Problem requirements: An exact copy of every entry is needed, with the images left out.

(Excerpts from a dataset)

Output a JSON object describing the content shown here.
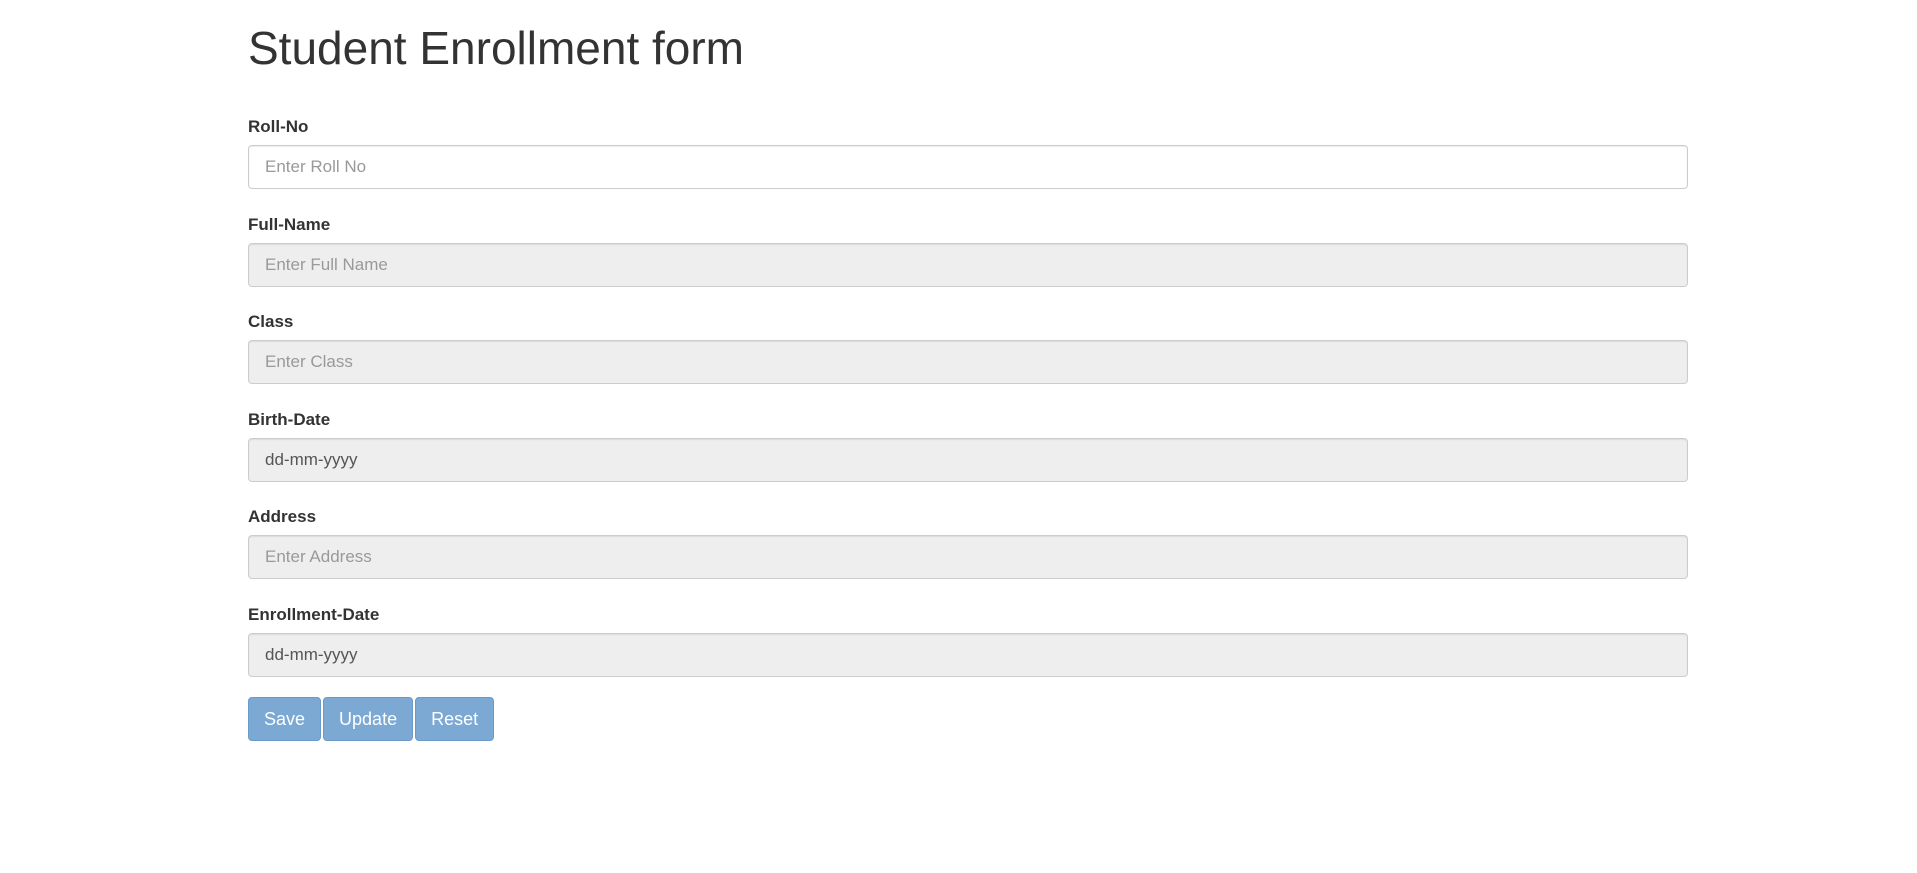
{
  "page": {
    "title": "Student Enrollment form"
  },
  "form": {
    "fields": [
      {
        "label": "Roll-No",
        "placeholder": "Enter Roll No",
        "value": "",
        "disabled": false
      },
      {
        "label": "Full-Name",
        "placeholder": "Enter Full Name",
        "value": "",
        "disabled": true
      },
      {
        "label": "Class",
        "placeholder": "Enter Class",
        "value": "",
        "disabled": true
      },
      {
        "label": "Birth-Date",
        "placeholder": "",
        "value": "dd-mm-yyyy",
        "disabled": true
      },
      {
        "label": "Address",
        "placeholder": "Enter Address",
        "value": "",
        "disabled": true
      },
      {
        "label": "Enrollment-Date",
        "placeholder": "",
        "value": "dd-mm-yyyy",
        "disabled": true
      }
    ]
  },
  "buttons": {
    "save_label": "Save",
    "update_label": "Update",
    "reset_label": "Reset"
  },
  "colors": {
    "button_bg": "#7ba9d4",
    "disabled_input_bg": "#eeeeee",
    "text": "#333333"
  }
}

Written solution:
Output a JSON object describing the content shown here.
{
  "page": {
    "title": "Student Enrollment form"
  },
  "form": {
    "fields": [
      {
        "label": "Roll-No",
        "placeholder": "Enter Roll No",
        "value": "",
        "disabled": false
      },
      {
        "label": "Full-Name",
        "placeholder": "Enter Full Name",
        "value": "",
        "disabled": true
      },
      {
        "label": "Class",
        "placeholder": "Enter Class",
        "value": "",
        "disabled": true
      },
      {
        "label": "Birth-Date",
        "placeholder": "",
        "value": "dd-mm-yyyy",
        "disabled": true
      },
      {
        "label": "Address",
        "placeholder": "Enter Address",
        "value": "",
        "disabled": true
      },
      {
        "label": "Enrollment-Date",
        "placeholder": "",
        "value": "dd-mm-yyyy",
        "disabled": true
      }
    ]
  },
  "buttons": {
    "save_label": "Save",
    "update_label": "Update",
    "reset_label": "Reset"
  },
  "colors": {
    "button_bg": "#7ba9d4",
    "disabled_input_bg": "#eeeeee",
    "text": "#333333"
  }
}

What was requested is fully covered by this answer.